The non-profit organization Reporters Without Borders has sued Facebook on the grounds that the organization failed to live up to promises to create a “safe and error-free” environment.
A court filing from the organization says that Facebook is guilty of “deceptive commercial practices.” The company promises to deliver a “safe, secure, and error-free environment” in the Terms of Service, promising an environment where users can’t “share anything (…) that is unlawful, misleading, discriminatory, or fraudulent.”
Reporters Without Borders says the reality is different, alleging that “[Facebook] allows disinformation and hate speech to flourish on its network – hatred in general and hatred against journalists – contrary to the claims made in its terms of service and through its ads.”
Reporters Without Borders filed the suit in France, naming the Irish and French divisions of Facebook.
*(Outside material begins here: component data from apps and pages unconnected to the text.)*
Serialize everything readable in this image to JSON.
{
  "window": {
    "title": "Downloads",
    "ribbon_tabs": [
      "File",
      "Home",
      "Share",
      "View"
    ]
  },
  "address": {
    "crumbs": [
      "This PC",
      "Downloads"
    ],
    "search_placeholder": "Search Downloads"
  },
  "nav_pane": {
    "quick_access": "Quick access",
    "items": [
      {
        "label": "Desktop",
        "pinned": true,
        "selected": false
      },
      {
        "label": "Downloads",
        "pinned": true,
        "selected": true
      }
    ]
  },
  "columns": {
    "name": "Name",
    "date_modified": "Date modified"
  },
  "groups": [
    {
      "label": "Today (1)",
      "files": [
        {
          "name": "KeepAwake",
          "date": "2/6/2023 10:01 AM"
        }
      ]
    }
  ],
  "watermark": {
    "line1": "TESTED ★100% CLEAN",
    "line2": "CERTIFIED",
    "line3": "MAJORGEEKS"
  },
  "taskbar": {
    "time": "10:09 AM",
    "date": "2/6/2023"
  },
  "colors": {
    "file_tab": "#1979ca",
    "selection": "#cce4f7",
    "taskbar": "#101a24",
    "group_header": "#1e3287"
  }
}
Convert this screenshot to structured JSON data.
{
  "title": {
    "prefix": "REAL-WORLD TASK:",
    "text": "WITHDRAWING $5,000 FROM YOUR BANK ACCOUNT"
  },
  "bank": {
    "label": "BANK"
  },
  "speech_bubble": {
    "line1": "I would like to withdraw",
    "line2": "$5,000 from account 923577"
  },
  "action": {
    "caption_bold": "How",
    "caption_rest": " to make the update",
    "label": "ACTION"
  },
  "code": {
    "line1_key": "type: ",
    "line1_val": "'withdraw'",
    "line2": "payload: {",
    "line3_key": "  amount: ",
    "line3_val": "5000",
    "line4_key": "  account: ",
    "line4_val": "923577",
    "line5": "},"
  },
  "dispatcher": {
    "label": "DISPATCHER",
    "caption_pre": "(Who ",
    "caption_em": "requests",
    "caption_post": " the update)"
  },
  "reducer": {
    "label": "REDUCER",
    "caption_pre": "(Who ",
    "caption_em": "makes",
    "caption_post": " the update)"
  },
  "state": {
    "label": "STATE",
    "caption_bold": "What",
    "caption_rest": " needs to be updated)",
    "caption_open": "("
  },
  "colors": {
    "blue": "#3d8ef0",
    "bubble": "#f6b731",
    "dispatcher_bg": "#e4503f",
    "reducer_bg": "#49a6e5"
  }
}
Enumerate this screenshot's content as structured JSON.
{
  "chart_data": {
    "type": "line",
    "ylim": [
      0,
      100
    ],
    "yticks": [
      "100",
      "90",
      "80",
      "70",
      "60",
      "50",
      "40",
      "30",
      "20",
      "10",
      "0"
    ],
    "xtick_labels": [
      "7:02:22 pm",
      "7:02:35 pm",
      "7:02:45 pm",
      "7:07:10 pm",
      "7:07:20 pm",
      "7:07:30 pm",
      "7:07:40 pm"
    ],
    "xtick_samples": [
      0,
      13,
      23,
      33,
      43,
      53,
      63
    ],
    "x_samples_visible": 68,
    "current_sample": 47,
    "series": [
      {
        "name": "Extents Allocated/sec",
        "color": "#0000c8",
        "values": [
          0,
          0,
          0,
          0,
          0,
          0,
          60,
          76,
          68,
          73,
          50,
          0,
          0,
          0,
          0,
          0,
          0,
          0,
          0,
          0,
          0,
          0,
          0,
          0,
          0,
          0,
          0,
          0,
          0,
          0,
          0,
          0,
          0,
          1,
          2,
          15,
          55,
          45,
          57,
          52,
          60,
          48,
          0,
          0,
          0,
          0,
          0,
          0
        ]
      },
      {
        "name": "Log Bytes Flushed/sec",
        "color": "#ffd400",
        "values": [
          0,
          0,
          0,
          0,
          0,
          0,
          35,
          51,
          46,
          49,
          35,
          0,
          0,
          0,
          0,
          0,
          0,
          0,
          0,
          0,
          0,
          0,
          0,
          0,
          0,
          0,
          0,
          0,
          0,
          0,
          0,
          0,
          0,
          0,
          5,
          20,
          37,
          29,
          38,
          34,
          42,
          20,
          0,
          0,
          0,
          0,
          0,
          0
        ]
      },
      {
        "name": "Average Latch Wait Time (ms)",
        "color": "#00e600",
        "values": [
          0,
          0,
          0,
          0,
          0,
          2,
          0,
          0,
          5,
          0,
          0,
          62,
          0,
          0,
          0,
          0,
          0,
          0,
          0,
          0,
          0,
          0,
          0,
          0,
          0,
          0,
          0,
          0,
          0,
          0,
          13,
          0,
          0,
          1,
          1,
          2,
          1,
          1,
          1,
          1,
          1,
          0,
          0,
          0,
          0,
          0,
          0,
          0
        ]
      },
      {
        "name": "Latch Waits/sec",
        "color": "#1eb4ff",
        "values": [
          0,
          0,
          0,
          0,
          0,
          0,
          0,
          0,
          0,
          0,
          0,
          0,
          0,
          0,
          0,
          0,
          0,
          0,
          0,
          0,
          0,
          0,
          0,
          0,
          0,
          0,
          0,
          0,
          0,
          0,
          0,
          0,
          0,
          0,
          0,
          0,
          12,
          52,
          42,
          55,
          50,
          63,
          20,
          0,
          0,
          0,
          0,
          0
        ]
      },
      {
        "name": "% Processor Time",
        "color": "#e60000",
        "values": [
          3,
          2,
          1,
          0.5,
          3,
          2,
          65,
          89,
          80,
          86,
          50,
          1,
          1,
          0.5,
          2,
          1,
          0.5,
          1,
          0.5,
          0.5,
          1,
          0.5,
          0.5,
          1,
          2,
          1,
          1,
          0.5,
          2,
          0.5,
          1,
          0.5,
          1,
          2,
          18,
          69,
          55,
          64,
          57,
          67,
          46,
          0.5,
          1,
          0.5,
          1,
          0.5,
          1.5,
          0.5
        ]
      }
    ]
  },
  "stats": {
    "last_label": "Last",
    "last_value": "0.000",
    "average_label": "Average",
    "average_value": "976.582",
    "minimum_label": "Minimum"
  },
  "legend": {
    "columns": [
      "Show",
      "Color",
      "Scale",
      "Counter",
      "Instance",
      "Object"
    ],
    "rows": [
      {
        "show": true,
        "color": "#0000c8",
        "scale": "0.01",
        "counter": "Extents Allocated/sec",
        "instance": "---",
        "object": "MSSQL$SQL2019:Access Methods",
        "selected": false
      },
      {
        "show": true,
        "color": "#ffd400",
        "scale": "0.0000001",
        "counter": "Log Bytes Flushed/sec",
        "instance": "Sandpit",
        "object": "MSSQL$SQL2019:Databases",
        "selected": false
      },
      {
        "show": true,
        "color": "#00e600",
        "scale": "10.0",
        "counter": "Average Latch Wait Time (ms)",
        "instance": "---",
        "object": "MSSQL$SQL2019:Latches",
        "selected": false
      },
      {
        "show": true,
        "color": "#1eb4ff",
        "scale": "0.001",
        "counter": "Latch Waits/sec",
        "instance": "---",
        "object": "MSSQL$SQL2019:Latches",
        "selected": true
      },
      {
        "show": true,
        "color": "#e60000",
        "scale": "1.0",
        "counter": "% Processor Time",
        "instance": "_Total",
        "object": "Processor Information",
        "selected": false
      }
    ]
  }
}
European Union law states a business may be sued if it violates the Consumer Code that protects consumers from companies conducting “deceptive business practices.”
It’s unlikely that Facebook will have to make any long-term changes due to the suit, but this kind of offense is punishable by up to two years imprisonment and fines of up to €300,000 ($356,000). The penalty is increased to up to 10% of the average annual turnover for large companies. Given that Facebook made $86bn in 2020, the fine could be up to $8.6bn.
The lawsuit cites several research pieces that underscore how Facebook failed to prevent misinformation and how this failure has affected EU users – and that this is a deceptive practice.
For example, one report recently named Facebook as the “hub of vaccine conspiracy theories” for French-speaking communities by non-profit anti-disinformation group First Draft. The lawsuit also cites a report that details billions of interactions with deceptive sites happening on the platform.
Facebook has announced several policies to tackle misinformation, banning some movements known for spreading misinformation. However, recent reports suggest that these measures aren’t working.
One such report comes from Avaaz, which found that hundreds of groups on the platforms glorified violence during the 2020 presidential election and in the weeks leading up to the Capitol riots. The report found 267 groups and pages, most of which were connected to boogaloo, QAnon, and other militia movements, which are supposed to be banned outright on the platform.
This new lawsuit marks the latest stumbling block for Facebook, which has been hit with several lawsuits in recent months. The company is facing Australian courts to force the company to pay publishers, a case in Belgium over privacy violations, and a slew of lawsuits in the United States.